We played cards by candlelight and it was very charming. Although I don’t remember what we talked about, Samuel was getting ready to defend his thesis, so I can assume we talked about that. And I can assume he would have been self-aware and quick-witted and funny because he always was.

I am not sure if his self-awareness always irked me a little, or if that’s something I invented to miss him less. I’ve invented so many meaningless stories that little details are getting lost. Like, did he sleep close to the middle or edge of the bed? Did he put his hand on the small of my back or did I wish he would?

As I pass the lookout tree, which lets me know I’m 1 mile from home, I let myself imagine he is waiting for me, but it’s useless. There’s no way the people who took me in would have taken him. He had no skills. Him dying was, as far as my survival, probably the best thing to ever happen to me.

My current crew took me in because I spent a few years between college and graduate school living in a hippie commune, so I knew how to grow food and compost my own solid waste. Also, Joel said I was the prettiest woman he’d seen since he wore out his Playboy. Which made me feel bad for the other women there, but secretly good because no one would have said that about me before. So, I am useful in two ways.

Joel is useful because he is a hunter and a heartless leader of men.

To stop thinking about Samuel I start chanting. Although in post-apocalyptic fiction, no one ever said “post-apocalyptic,” I often chant it to myself as I walk, sometimes to the tune of “Twinkle, Twinkle, Little Star.” Post a-poc-ta-lypt-ic world, post a-poc-ta-lypt-ic world, which somehow makes things a little lighter.

But today I just I chant to the soft crunch of my footsteps, to the dry hot summer wind raking through the pines, thinking about the dead half-cow, the cow-killers, the way Samuel and I used to talk and talk. Then I reach our garden and start picking beets.

When Joel gets home, I have a pot of pickling mix boiling on the fire outside and am peeling the last of the beets. I ask. “What did you decide, Heartless Leader of Men?”
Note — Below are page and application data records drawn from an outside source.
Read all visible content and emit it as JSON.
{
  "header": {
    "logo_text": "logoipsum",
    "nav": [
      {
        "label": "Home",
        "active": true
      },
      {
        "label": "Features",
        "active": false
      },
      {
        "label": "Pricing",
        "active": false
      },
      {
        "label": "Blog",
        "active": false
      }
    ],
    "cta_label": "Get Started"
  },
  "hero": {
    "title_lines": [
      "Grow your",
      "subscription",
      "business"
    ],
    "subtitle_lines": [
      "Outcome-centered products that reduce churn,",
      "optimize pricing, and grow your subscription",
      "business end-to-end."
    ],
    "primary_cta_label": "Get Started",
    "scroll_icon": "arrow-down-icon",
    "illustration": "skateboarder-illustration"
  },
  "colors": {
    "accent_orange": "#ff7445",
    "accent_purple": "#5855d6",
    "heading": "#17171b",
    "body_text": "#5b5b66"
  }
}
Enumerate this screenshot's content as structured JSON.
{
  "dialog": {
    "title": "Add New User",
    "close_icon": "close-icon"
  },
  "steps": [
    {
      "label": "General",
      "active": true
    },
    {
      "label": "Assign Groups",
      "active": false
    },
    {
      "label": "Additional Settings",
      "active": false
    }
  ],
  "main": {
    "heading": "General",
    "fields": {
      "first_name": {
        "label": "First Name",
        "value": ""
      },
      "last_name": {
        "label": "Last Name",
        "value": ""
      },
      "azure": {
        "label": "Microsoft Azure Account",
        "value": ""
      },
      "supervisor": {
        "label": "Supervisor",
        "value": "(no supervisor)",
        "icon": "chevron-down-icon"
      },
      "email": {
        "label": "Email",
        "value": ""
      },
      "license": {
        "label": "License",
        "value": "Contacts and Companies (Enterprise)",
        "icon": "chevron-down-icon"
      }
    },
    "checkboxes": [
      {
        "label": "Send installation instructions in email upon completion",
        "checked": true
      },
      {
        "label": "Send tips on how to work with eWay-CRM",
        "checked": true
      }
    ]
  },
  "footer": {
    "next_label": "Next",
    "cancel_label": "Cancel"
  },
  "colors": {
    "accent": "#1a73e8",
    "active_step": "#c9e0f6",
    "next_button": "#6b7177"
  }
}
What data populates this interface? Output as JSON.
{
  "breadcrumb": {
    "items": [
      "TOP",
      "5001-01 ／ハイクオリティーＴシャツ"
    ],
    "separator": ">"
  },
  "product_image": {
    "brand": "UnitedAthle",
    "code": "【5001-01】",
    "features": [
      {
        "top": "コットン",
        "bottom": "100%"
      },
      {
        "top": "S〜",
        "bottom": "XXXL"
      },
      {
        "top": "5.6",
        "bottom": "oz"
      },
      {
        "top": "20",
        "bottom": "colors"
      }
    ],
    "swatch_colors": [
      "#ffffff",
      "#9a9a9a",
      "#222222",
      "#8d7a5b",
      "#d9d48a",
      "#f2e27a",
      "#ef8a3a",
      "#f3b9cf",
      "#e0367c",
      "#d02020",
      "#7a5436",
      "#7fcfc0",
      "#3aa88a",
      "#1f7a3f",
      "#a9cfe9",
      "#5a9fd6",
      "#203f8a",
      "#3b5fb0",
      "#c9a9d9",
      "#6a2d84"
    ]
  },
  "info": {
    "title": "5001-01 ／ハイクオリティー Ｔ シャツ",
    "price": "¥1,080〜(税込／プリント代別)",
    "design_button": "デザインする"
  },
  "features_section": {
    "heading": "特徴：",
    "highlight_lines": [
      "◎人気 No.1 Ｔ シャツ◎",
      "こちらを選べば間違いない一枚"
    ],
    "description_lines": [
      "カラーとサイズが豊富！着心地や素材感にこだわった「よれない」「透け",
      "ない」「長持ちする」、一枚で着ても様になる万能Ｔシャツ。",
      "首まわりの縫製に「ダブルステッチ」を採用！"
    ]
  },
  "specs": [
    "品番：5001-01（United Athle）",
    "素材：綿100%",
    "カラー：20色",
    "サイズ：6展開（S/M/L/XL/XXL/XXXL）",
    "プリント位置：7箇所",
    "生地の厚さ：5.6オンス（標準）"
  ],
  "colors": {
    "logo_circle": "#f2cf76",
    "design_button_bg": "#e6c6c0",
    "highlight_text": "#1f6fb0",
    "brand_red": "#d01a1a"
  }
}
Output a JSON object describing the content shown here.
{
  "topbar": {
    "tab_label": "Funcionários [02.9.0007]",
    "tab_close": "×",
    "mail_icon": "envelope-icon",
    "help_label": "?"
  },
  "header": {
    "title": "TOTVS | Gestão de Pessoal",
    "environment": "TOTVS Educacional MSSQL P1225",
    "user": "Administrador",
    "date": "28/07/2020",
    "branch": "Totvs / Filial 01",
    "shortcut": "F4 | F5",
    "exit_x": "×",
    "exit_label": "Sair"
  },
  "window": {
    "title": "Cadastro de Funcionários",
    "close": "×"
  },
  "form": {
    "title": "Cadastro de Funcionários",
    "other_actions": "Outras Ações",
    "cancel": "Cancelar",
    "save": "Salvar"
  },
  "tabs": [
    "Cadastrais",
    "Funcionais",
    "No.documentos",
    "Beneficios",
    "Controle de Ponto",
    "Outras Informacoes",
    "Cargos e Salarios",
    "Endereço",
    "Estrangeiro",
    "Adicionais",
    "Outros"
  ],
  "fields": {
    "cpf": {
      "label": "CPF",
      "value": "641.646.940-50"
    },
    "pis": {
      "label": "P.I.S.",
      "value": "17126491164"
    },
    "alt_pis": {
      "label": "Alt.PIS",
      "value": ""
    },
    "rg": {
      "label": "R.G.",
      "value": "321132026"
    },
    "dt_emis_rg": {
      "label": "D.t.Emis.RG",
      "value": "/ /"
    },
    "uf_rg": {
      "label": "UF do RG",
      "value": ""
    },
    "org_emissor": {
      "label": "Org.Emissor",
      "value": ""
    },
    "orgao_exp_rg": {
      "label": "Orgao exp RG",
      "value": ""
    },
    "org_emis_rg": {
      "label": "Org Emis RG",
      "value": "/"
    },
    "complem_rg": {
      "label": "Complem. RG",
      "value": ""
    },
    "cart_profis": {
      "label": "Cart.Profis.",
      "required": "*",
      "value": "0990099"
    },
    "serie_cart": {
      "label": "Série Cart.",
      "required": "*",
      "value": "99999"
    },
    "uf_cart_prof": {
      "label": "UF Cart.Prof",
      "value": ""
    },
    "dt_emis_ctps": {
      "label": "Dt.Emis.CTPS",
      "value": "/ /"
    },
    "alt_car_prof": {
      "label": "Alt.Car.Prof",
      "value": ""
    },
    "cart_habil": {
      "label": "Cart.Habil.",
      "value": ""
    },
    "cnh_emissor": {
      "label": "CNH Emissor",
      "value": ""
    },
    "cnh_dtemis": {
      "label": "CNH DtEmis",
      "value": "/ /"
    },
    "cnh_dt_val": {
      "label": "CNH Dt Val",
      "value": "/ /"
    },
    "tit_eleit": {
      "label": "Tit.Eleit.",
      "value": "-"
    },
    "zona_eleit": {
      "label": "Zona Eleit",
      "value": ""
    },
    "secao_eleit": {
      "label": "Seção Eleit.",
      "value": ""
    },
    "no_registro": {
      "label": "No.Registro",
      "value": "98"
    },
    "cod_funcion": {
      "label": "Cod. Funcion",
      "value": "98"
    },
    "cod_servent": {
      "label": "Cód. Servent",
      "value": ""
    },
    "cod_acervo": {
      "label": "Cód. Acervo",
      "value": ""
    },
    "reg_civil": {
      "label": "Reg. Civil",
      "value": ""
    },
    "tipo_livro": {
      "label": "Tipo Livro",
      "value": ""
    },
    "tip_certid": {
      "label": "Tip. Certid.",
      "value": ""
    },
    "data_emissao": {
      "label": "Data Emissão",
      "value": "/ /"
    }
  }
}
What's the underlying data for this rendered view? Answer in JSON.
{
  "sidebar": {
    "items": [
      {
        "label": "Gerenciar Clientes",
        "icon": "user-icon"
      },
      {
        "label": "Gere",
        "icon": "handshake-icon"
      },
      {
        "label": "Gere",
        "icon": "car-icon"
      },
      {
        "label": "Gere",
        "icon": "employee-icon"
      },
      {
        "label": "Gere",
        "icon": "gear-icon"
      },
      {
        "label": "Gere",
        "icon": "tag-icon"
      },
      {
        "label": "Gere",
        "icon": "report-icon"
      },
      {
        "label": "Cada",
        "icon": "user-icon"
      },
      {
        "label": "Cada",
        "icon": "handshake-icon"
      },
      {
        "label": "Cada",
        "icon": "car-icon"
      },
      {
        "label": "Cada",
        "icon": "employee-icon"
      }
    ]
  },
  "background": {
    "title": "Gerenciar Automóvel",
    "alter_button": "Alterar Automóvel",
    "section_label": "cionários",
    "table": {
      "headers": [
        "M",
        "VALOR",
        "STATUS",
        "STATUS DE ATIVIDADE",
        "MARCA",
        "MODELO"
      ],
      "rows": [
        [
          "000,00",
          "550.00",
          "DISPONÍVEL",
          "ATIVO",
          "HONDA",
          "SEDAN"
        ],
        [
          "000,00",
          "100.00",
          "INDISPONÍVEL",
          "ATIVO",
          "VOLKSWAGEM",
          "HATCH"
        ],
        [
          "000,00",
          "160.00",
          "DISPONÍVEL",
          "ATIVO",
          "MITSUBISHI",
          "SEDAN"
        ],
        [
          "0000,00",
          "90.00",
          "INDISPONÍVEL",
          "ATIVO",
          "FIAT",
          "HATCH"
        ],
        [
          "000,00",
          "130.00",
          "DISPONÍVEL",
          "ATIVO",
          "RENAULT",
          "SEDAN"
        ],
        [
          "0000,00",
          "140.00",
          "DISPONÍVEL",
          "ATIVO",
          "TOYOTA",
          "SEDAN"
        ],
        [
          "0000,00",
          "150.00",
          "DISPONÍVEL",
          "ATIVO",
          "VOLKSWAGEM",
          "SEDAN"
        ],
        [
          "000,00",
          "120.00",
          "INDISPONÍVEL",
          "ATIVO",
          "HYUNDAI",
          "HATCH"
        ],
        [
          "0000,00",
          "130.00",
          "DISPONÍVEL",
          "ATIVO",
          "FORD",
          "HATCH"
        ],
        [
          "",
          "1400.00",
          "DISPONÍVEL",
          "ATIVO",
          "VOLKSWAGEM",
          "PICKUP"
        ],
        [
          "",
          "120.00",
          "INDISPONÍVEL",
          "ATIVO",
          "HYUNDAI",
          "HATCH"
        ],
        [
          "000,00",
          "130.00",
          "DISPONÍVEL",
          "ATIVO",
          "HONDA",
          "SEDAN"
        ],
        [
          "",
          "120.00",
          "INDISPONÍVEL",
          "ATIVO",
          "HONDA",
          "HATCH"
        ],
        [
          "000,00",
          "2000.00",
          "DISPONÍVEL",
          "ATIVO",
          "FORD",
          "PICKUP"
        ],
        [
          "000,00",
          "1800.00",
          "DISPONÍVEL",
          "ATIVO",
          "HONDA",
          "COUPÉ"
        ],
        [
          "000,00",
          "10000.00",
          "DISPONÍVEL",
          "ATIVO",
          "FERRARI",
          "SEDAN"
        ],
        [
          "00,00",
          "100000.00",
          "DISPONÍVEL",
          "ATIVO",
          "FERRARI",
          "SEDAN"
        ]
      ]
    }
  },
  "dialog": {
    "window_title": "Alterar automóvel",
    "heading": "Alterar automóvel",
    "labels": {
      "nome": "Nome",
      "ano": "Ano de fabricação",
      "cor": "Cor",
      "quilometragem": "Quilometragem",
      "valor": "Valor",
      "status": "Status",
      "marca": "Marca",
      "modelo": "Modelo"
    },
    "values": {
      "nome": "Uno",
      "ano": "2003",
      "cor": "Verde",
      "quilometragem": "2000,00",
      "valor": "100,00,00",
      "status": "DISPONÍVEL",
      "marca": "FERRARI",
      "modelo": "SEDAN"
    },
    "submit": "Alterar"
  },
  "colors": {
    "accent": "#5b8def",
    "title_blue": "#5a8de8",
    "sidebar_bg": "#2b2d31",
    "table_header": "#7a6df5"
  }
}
This is my nickname for him. I don’t know if I’m trying to hurt his feelings or be funny. But it doesn’t matter because he is incapable of having hurt feelings and if our senses of humor were represented in a Venn diagram, the only overlapping area would have to do with women who still dye their hair. When he is serious (he is either being serious or a jerk) he tells me you have to be heartless to be a leader, because men – by men he means women and men – are stupid. I don’t agree, but don’t press the matter. Joel thinks he wins all our arguments.

“Too far gone, I think. Just too hot. And I don’t want to deal with those maggots. We could probably … ” Joel goes on explaining, though he doesn’t need to. He likes to hear himself talk. And I get that. But I like to hear myself think. I’m learning to think while he talks.

“The killers?” I am arranging the beets into jars, noticing the dark red blush on my hands. I’m tempted to compare it to blood, as I would have before, but now I’ve seen my hands covered in real blood enough times to know the difference.

“Ain’t killing if it’s a cow, darling.”

This is the only thing I like about Joel, that he calls me darling.

“We’ll go looking for them in the morning.”

I don’t ask what we’ll do with them once we find them. We finish the beets, me pouring in the pickling liquid, him manning the canning pot. It’s dark when we’re done and we’re too tired to eat more than a handful of dried elk before we go to bed.

In bed, like most nights, I lay my head on Joel’s mean-man chest, and tell myself the story about when we managed to grow our first strawberry, how he insisted I eat it. Then I forget how much I hate him and wait for the sound of someone coming for us. But I know, more likely, there’s someone out there who doesn’t even know they’re waiting for us.